His scoring drought hasn't been a factor lately, as the Canadiens won five games in a row after goalie Carey Price returned from injury before falling 4-3 at home to St. Louis on Tuesday night. Price, who will start again against the Flames, has allowed only 10 goals in the last six games, while his teammates have scored 27 times.
Pacioretty was hearing it last season when he had only five goals in the first 24 games. Then he got seven in the next four, including four goals in a 10-1 win over Colorado.
But this season may be different.
Pacioretty, who tends to score from distance rather than in close despite his six-foot-two, 206-pound frame, said he is trying to adapt his game to the coaches' wish for more puck possession in the attacking zone.
"I'm trying to hold the puck more, trying to create more myself," said Pacioretty. "The chances haven't been there as much as I'd like but this is a completely different way to produce offence and hopefully I'm able to find that.
"But in terms of my game, I feel good. My hands are good. I feel I'm shooting well. I feel like I'm skating well. But the opportunities aren't there. I'll have to look at why, but my game is a lot different now and I have to find ways to create in that environment."
He still leads the team in shots on goal with 121 — 31 more than second-place Brendan Gallagher — and in ice time among forwards at 19:22.
One change is that Alexander Radulov is no longer on his right wing. The Russian, who signed as a free agent with Dallas after only one season in Montreal, produced a ton of attack zone time on his own with his ability hang onto the puck for long stretches.
Andrew Shaw is the new right-winger on the line with Pacioretty and centre Phillip Danault. The unit was formed after an earlier bid to find chemistry between Pacioretty and playmaker Jonathan Drouin fizzled.
"Last year I'd get it and I knew exactly what I wanted to do with it — I wanted to get it to 47 (Radulov) and try to find space," he said. "Now I want to hold the puck and create more offensive zone time.
"It's a dimension to my game I've never really had. Hopefully I can find some offence through that."
Pacioretty, who has one more season left on a salary cap-friendly hit of US $4.5 million per season, broke through with 33 goals in 2011-12 and had 15 in 44 games of the lockout-shortened 2012-13 campaign. Since then he has scored 39, 37, 30 and 35 goals.

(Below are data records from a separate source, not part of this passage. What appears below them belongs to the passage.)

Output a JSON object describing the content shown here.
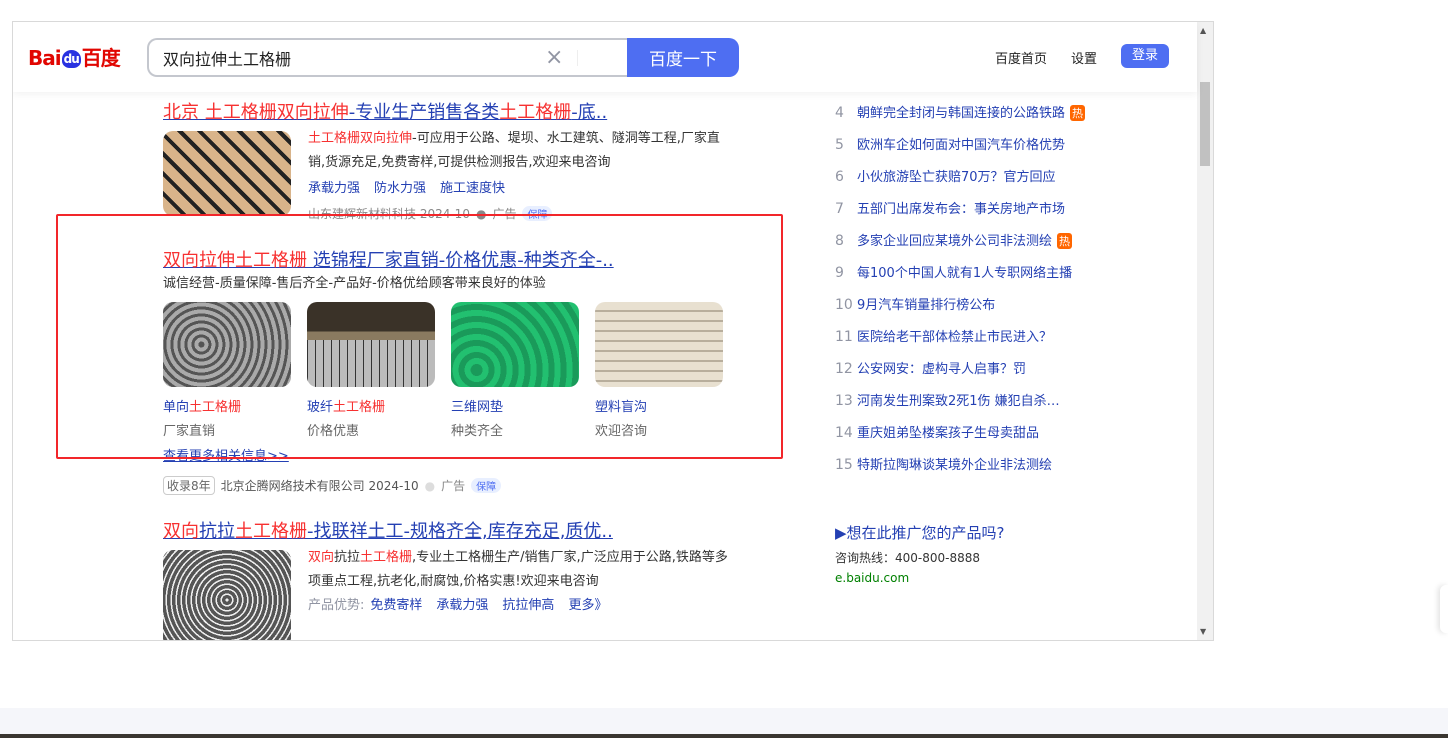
{
  "header": {
    "logo": "Baidu百度",
    "logo_parts": [
      "Bai",
      "du",
      "百度"
    ],
    "query": "双向拉伸土工格栅",
    "search_button": "百度一下",
    "nav": [
      "百度首页",
      "设置"
    ],
    "login": "登录"
  },
  "results": [
    {
      "title": [
        {
          "t": "北京 土工格栅双向拉伸",
          "hl": true
        },
        {
          "t": "-专业生产销售各类",
          "hl": false
        },
        {
          "t": "土工格栅",
          "hl": true
        },
        {
          "t": "-底..",
          "hl": false
        }
      ],
      "desc_hl": "土工格栅双向拉伸",
      "desc": "-可应用于公路、堤坝、水工建筑、隧洞等工程,厂家直销,货源充足,免费寄样,可提供检测报告,欢迎来电咨询",
      "links": [
        "承载力强",
        "防水力强",
        "施工速度快"
      ],
      "source": "山东建辉新材料科技 2024-10",
      "ad": "广告",
      "guarantee": "保障"
    },
    {
      "title": [
        {
          "t": "双向拉伸土工格栅",
          "hl": true
        },
        {
          "t": " 选锦程厂家直销-价格优惠-种类齐全-..",
          "hl": false
        }
      ],
      "desc": "诚信经营-质量保障-售后齐全-产品好-价格优给顾客带来良好的体验",
      "cards": [
        {
          "name": [
            {
              "t": "单向",
              "hl": false
            },
            {
              "t": "土工格栅",
              "hl": true
            }
          ],
          "sub": "厂家直销"
        },
        {
          "name": [
            {
              "t": "玻纤",
              "hl": false
            },
            {
              "t": "土工格栅",
              "hl": true
            }
          ],
          "sub": "价格优惠"
        },
        {
          "name": [
            {
              "t": "三维网垫",
              "hl": false
            }
          ],
          "sub": "种类齐全"
        },
        {
          "name": [
            {
              "t": "塑料盲沟",
              "hl": false
            }
          ],
          "sub": "欢迎咨询"
        }
      ],
      "more": "查看更多相关信息>>",
      "years": "收录8年",
      "source": "北京企腾网络技术有限公司 2024-10",
      "ad": "广告",
      "guarantee": "保障"
    },
    {
      "title": [
        {
          "t": "双向",
          "hl": true
        },
        {
          "t": "抗拉",
          "hl": false
        },
        {
          "t": "土工格栅",
          "hl": true
        },
        {
          "t": "-找联祥土工-规格齐全,库存充足,质优..",
          "hl": false
        }
      ],
      "desc_parts": [
        {
          "t": "双向",
          "hl": true
        },
        {
          "t": "抗拉",
          "hl": false
        },
        {
          "t": "土工格栅",
          "hl": true
        },
        {
          "t": ",专业土工格栅生产/销售厂家,广泛应用于公路,铁路等多项重点工程,抗老化,耐腐蚀,价格实惠!欢迎来电咨询",
          "hl": false
        }
      ],
      "links_label": "产品优势:",
      "links": [
        "免费寄样",
        "承载力强",
        "抗拉伸高",
        "更多》"
      ]
    }
  ],
  "hot": [
    {
      "n": "4",
      "t": "朝鲜完全封闭与韩国连接的公路铁路",
      "tag": "热"
    },
    {
      "n": "5",
      "t": "欧洲车企如何面对中国汽车价格优势"
    },
    {
      "n": "6",
      "t": "小伙旅游坠亡获赔70万？官方回应"
    },
    {
      "n": "7",
      "t": "五部门出席发布会：事关房地产市场"
    },
    {
      "n": "8",
      "t": "多家企业回应某境外公司非法测绘",
      "tag": "热"
    },
    {
      "n": "9",
      "t": "每100个中国人就有1人专职网络主播"
    },
    {
      "n": "10",
      "t": "9月汽车销量排行榜公布"
    },
    {
      "n": "11",
      "t": "医院给老干部体检禁止市民进入？"
    },
    {
      "n": "12",
      "t": "公安网安：虚构寻人启事？罚"
    },
    {
      "n": "13",
      "t": "河南发生刑案致2死1伤 嫌犯自杀…"
    },
    {
      "n": "14",
      "t": "重庆姐弟坠楼案孩子生母卖甜品"
    },
    {
      "n": "15",
      "t": "特斯拉陶琳谈某境外企业非法测绘"
    }
  ],
  "promo": {
    "title": "▶想在此推广您的产品吗?",
    "phone": "咨询热线：400-800-8888",
    "url": "e.baidu.com"
  },
  "colors": {
    "accent": "#4e6ef2",
    "link": "#2440b3",
    "highlight": "#f73131",
    "box": "#f2262a"
  }
}
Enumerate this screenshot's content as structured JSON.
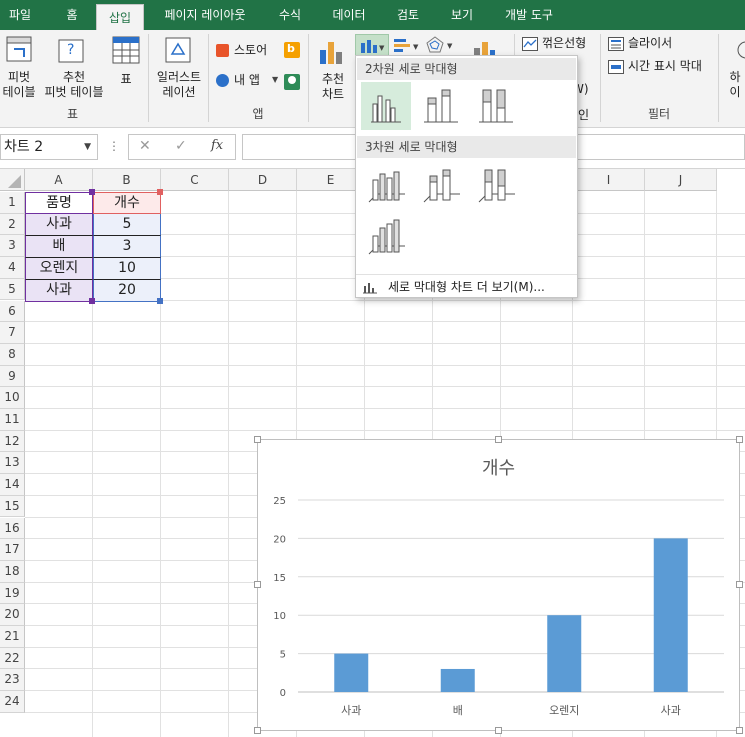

Julien said there is a chance that Drouin will return against Calgary. He missed two games with a lower body injury and was out for Tuesday's game with an illness.